**TASK DETAILS**
Find the string "What" in the listing and report every line that has it.

--------

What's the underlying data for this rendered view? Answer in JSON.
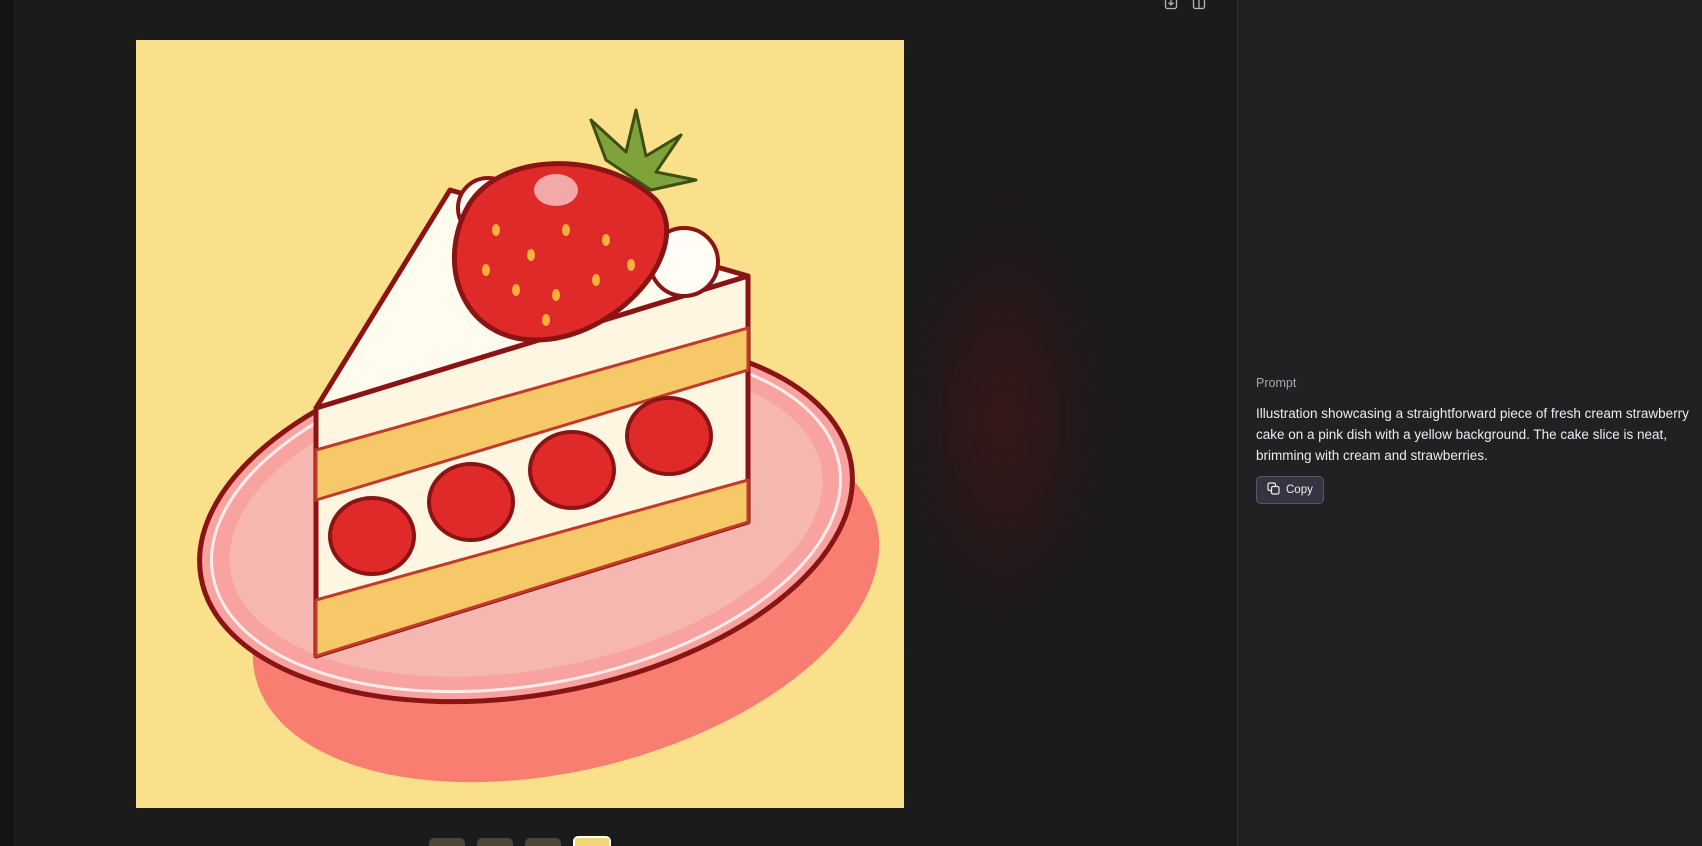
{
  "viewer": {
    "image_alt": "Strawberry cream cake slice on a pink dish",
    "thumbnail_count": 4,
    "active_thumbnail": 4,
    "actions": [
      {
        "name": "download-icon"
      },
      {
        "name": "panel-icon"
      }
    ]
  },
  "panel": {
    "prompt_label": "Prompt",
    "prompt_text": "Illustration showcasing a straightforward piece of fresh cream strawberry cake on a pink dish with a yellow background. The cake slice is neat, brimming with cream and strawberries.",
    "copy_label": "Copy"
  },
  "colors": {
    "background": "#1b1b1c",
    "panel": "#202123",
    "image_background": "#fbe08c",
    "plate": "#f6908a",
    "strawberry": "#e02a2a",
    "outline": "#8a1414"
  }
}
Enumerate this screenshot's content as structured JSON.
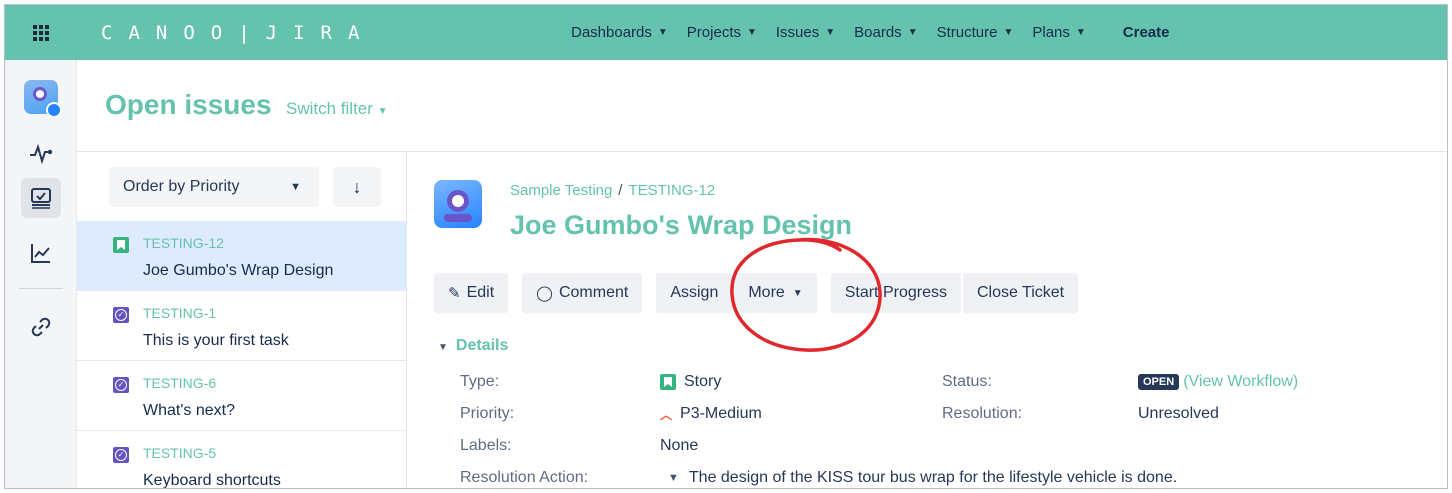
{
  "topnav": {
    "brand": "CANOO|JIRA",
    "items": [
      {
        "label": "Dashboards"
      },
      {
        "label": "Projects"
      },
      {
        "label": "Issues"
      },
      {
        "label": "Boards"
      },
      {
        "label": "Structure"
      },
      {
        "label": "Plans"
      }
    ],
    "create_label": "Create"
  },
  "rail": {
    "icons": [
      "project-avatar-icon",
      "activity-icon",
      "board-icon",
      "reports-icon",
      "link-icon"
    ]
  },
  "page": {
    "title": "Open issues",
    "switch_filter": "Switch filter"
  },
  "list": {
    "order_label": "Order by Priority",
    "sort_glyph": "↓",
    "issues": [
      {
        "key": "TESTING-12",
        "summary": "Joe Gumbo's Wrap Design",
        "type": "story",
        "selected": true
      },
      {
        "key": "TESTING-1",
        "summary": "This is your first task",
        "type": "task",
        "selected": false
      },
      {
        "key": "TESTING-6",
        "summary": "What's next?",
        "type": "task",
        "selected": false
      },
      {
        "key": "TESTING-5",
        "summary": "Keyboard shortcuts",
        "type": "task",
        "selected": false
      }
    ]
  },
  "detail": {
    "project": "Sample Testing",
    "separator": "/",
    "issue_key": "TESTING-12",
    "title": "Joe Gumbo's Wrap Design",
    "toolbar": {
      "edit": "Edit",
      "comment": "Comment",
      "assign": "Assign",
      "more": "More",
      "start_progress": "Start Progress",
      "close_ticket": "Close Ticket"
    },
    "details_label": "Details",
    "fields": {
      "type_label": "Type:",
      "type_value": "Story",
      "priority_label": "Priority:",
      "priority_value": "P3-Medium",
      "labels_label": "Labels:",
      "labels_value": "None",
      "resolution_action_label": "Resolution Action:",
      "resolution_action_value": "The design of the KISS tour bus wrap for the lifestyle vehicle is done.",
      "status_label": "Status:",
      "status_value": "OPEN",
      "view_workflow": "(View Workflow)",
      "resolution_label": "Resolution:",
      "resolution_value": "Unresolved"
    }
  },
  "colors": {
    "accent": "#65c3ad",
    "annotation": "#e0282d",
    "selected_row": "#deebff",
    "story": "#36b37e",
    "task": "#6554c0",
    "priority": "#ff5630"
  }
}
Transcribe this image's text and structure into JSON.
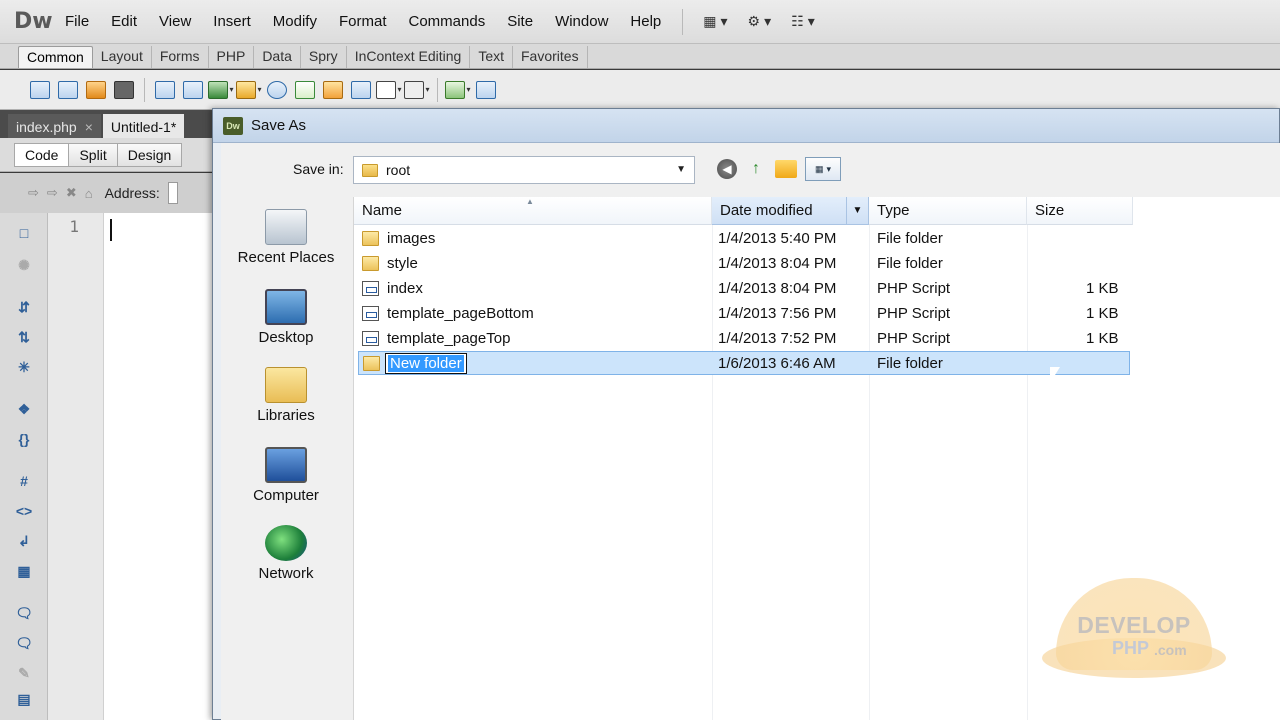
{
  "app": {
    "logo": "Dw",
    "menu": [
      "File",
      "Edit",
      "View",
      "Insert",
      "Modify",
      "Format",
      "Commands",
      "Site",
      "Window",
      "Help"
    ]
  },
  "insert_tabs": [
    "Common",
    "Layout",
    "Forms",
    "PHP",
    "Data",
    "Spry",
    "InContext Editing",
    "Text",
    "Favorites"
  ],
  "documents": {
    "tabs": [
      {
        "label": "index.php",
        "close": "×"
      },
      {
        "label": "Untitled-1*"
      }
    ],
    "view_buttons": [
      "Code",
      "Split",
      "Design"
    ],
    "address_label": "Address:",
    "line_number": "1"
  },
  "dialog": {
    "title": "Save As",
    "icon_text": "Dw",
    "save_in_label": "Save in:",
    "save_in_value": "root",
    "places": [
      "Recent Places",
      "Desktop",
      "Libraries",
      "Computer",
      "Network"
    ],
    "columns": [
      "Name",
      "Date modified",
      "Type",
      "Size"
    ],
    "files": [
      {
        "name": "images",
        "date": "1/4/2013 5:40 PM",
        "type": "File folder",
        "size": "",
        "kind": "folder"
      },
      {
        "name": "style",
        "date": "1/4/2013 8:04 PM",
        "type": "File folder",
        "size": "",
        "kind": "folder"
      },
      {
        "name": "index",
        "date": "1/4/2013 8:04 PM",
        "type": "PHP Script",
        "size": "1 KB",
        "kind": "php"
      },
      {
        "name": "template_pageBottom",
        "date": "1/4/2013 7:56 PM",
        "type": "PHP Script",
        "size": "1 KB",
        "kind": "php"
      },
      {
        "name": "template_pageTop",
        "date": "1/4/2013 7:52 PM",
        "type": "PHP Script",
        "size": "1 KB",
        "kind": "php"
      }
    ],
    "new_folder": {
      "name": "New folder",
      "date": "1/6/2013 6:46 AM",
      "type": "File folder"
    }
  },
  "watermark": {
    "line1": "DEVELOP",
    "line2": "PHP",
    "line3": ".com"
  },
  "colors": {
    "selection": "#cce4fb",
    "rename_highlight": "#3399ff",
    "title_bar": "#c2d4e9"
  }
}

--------

**RESPONSE TO THIS TASK**
What's the underlying data for this rendered view? Answer in JSON.
        "summary": "What's next?",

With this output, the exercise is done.